Chronic illness is alienating, even for the person experiencing it. I don’t always feel like I recognize who I am. In just a few years, I’ve changed very quickly due to my health journey. Every day I’m adapting to a life that is always marked by pain, unpredictability, darkness, determination, resilience, and light. One of the greatest struggles is that this journey is so internal and invisible, from the pain to the changes in who I am as a person. Some friends have stayed with me or even found me in the haze of illness. Others only see the dissipating outline of a past self.
The friends I hold closest do two really important things: they acknowledge my illness and they also see who I am beyond it. They ask how I’m doing in a way that allows a genuine answer, creating a dialogue without expectations or fear of judgment. They make an effort to learn about my illness and the way I personally experience it. They are understanding when I have to cancel plans. They know my health impacts how I move through the world. Pain and exhaustion don’t just make it hard to do things I love, they make it hard to remember what I love. When I can’t see through the haze of illness, my closest friends remind me of who I really am, outside of what I am experiencing currently. They keep perspective; when I reach out in the haze, they can remind me of my direction, my plans and passions. They remember why we’re friends in the first place, what we have in common, what we have always shared, and they keep sharing those things. They help me live and thrive despite chronic illness by seeing it and also by seeing past it.

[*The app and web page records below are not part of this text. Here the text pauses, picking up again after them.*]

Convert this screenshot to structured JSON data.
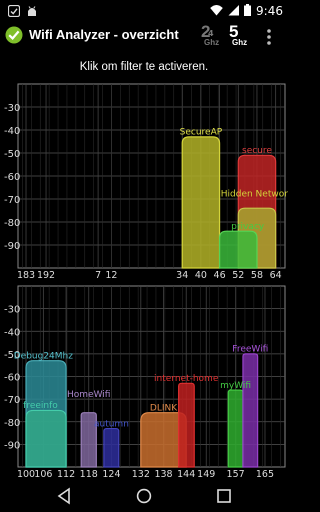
{
  "status_bar": {
    "time": "9:46"
  },
  "app_bar": {
    "title": "Wifi Analyzer - overzicht",
    "band_24": {
      "num": "2",
      "sup": "4",
      "unit": "Ghz"
    },
    "band_5": {
      "num": "5",
      "unit": "Ghz"
    }
  },
  "hint": "Klik om filter te activeren.",
  "chart_data": [
    {
      "type": "area",
      "ylim": [
        -100,
        -20
      ],
      "yticks": [
        -30,
        -40,
        -50,
        -60,
        -70,
        -80,
        -90
      ],
      "xlim": [
        181,
        65
      ],
      "xticks": [
        {
          "label": "183",
          "pos": 0.03
        },
        {
          "label": "192",
          "pos": 0.105
        },
        {
          "label": "7",
          "pos": 0.3
        },
        {
          "label": "12",
          "pos": 0.35
        },
        {
          "label": "34",
          "pos": 0.615
        },
        {
          "label": "40",
          "pos": 0.685
        },
        {
          "label": "46",
          "pos": 0.755
        },
        {
          "label": "52",
          "pos": 0.825
        },
        {
          "label": "58",
          "pos": 0.895
        },
        {
          "label": "64",
          "pos": 0.965
        }
      ],
      "networks": [
        {
          "name": "SecureAP",
          "ch_from": 34,
          "ch_to": 46,
          "top": -43,
          "color": "#d4d43a",
          "fill": "#b3b327"
        },
        {
          "name": "Hidden Network",
          "ch_from": 52,
          "ch_to": 64,
          "top": -51,
          "color": "#e03a3a",
          "fill": "#c02525"
        },
        {
          "name": "",
          "ch_from": 52,
          "ch_to": 64,
          "top": -74,
          "color": "#c8c84a",
          "fill": "#a7a730"
        },
        {
          "name": "",
          "ch_from": 46,
          "ch_to": 58,
          "top": -84,
          "color": "#55d455",
          "fill": "#3bb83b"
        }
      ],
      "labels": [
        {
          "text": "SecureAP",
          "ch": 40,
          "at": -42,
          "color": "#e2e24a"
        },
        {
          "text": "secure",
          "ch": 58,
          "at": -50,
          "color": "#e04040"
        },
        {
          "text": "Hidden Network",
          "ch": 58,
          "at": -69,
          "color": "#d4d43a"
        },
        {
          "text": "privacy",
          "ch": 55,
          "at": -83,
          "color": "#44cc44"
        }
      ]
    },
    {
      "type": "area",
      "ylim": [
        -100,
        -20
      ],
      "yticks": [
        -30,
        -40,
        -50,
        -60,
        -70,
        -80,
        -90
      ],
      "xticks": [
        {
          "label": "100",
          "pos": 0.03
        },
        {
          "label": "106",
          "pos": 0.095
        },
        {
          "label": "112",
          "pos": 0.18
        },
        {
          "label": "118",
          "pos": 0.265
        },
        {
          "label": "124",
          "pos": 0.35
        },
        {
          "label": "132",
          "pos": 0.46
        },
        {
          "label": "138",
          "pos": 0.545
        },
        {
          "label": "144",
          "pos": 0.63
        },
        {
          "label": "149",
          "pos": 0.705
        },
        {
          "label": "157",
          "pos": 0.815
        },
        {
          "label": "165",
          "pos": 0.925
        }
      ],
      "networks": [
        {
          "name": "Debug24Mhz",
          "ch_from": 100,
          "ch_to": 112,
          "top": -53,
          "color": "#4aaeb8",
          "fill": "#2c8b96"
        },
        {
          "name": "freeinfo",
          "ch_from": 100,
          "ch_to": 112,
          "top": -75,
          "color": "#44ccaa",
          "fill": "#32a887"
        },
        {
          "name": "HomeWifi",
          "ch_from": 116,
          "ch_to": 120,
          "top": -76,
          "color": "#9a7fb8",
          "fill": "#7f669c"
        },
        {
          "name": "autumn",
          "ch_from": 122,
          "ch_to": 126,
          "top": -83,
          "color": "#4444bb",
          "fill": "#2e2e9c"
        },
        {
          "name": "DLINK",
          "ch_from": 132,
          "ch_to": 144,
          "top": -76,
          "color": "#e28a4a",
          "fill": "#c96e2e"
        },
        {
          "name": "internet-home",
          "ch_from": 142,
          "ch_to": 146,
          "top": -63,
          "color": "#e03030",
          "fill": "#c02020"
        },
        {
          "name": "myWifi",
          "ch_from": 155,
          "ch_to": 159,
          "top": -66,
          "color": "#44cc44",
          "fill": "#2fae2f"
        },
        {
          "name": "FreeWifi",
          "ch_from": 159,
          "ch_to": 163,
          "top": -50,
          "color": "#9944cc",
          "fill": "#7a2ea8"
        }
      ],
      "labels": [
        {
          "text": "Debug24Mhz",
          "ch": 106,
          "at": -52,
          "color": "#55c0cc"
        },
        {
          "text": "freeinfo",
          "ch": 105,
          "at": -74,
          "color": "#44ccaa"
        },
        {
          "text": "HomeWifi",
          "ch": 118,
          "at": -69,
          "color": "#aa88cc"
        },
        {
          "text": "autumn",
          "ch": 124,
          "at": -82,
          "color": "#4455cc"
        },
        {
          "text": "DLINK",
          "ch": 138,
          "at": -75,
          "color": "#e28a4a"
        },
        {
          "text": "internet-home",
          "ch": 144,
          "at": -62,
          "color": "#e03030"
        },
        {
          "text": "myWifi",
          "ch": 157,
          "at": -65,
          "color": "#44cc44"
        },
        {
          "text": "FreeWifi",
          "ch": 161,
          "at": -49,
          "color": "#aa55dd"
        }
      ]
    }
  ]
}
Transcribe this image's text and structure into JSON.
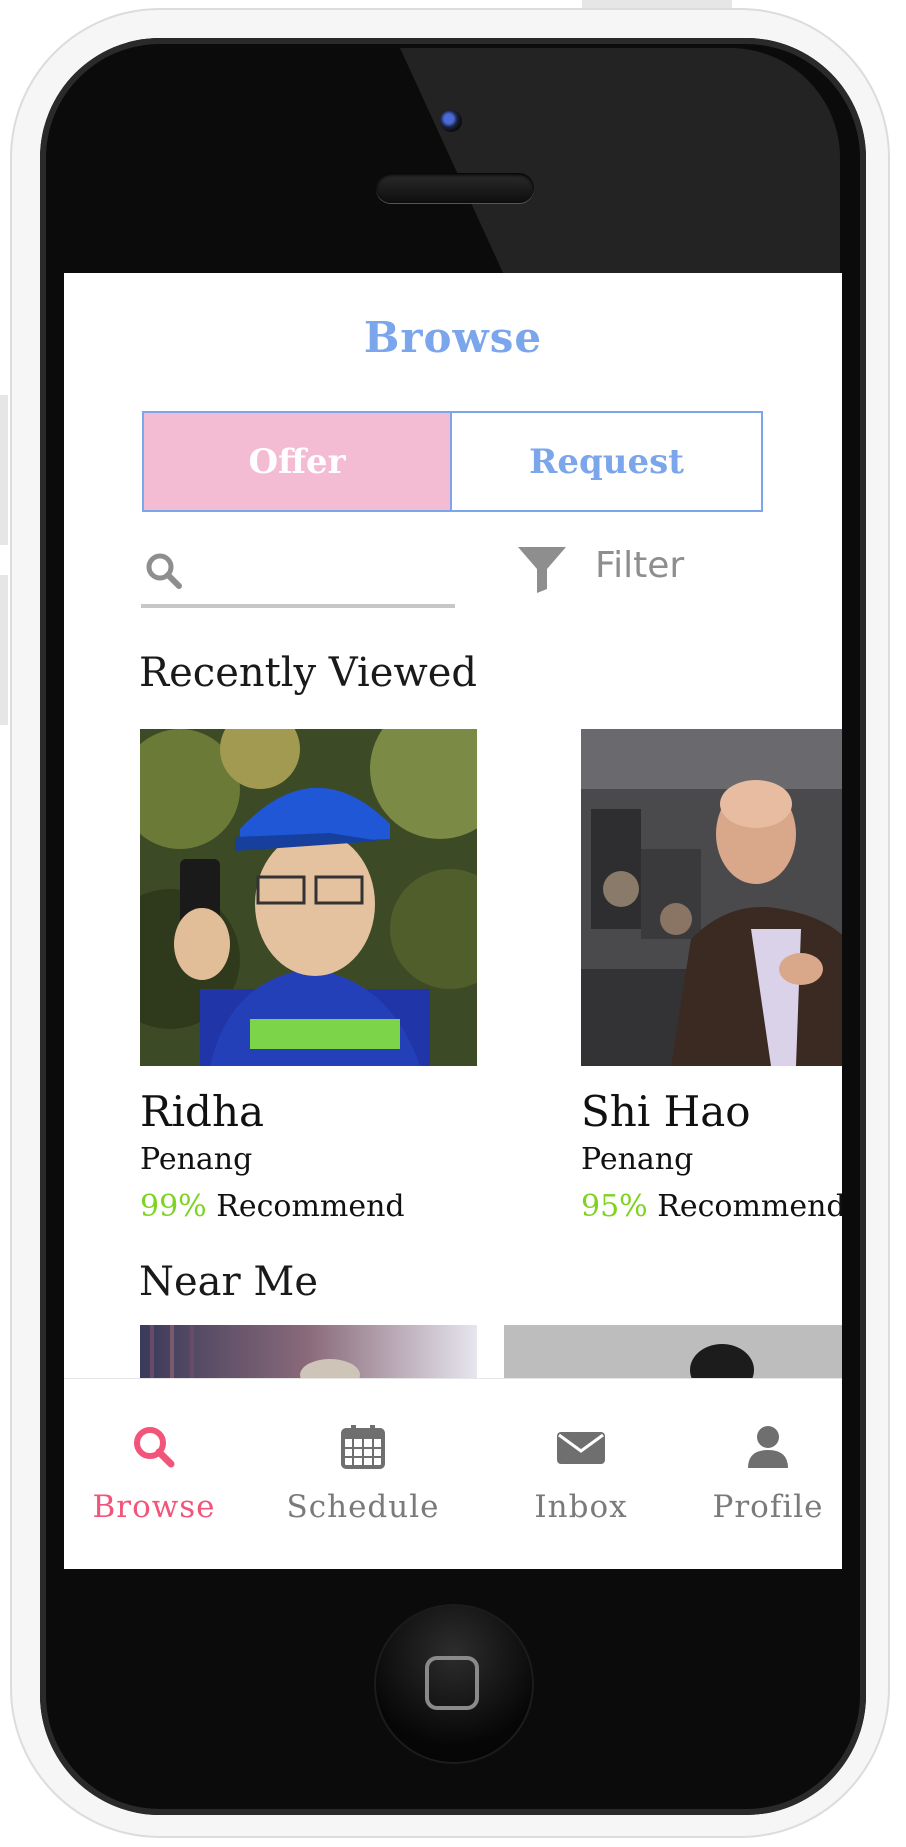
{
  "header": {
    "title": "Browse"
  },
  "segment": {
    "offer": "Offer",
    "request": "Request"
  },
  "search": {
    "placeholder": ""
  },
  "filter": {
    "label": "Filter"
  },
  "recently_viewed": {
    "title": "Recently Viewed",
    "items": [
      {
        "name": "Ridha",
        "location": "Penang",
        "percent": "99%",
        "recommend": "Recommend"
      },
      {
        "name": "Shi Hao",
        "location": "Penang",
        "percent": "95%",
        "recommend": "Recommend"
      }
    ]
  },
  "near_me": {
    "title": "Near Me"
  },
  "tabs": [
    {
      "label": "Browse",
      "icon": "search-icon",
      "active": true
    },
    {
      "label": "Schedule",
      "icon": "calendar-icon",
      "active": false
    },
    {
      "label": "Inbox",
      "icon": "mail-icon",
      "active": false
    },
    {
      "label": "Profile",
      "icon": "user-icon",
      "active": false
    }
  ],
  "colors": {
    "accent": "#7ba6ec",
    "offer_bg": "#f3bcd3",
    "active_tab": "#f2547a",
    "percent": "#7ed321"
  }
}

I burn palo santo and open my moleskine, pencil poised. I leaf through the pages and reflect on the girl who started filling them out a few years ago. I am less than her and more than her all at once. Chronic illness has taken many things from me, but it has also given me so much. Pain has given me determination, unpredictability has given me resilience, darkness has given me a deeper appreciation for light. My illness is an invisible journey marked by profound changes. The friends who have taken that journey with me have changed and helped me change for the better. Whether the haze lifts or not, I know what I need to keep sight of now.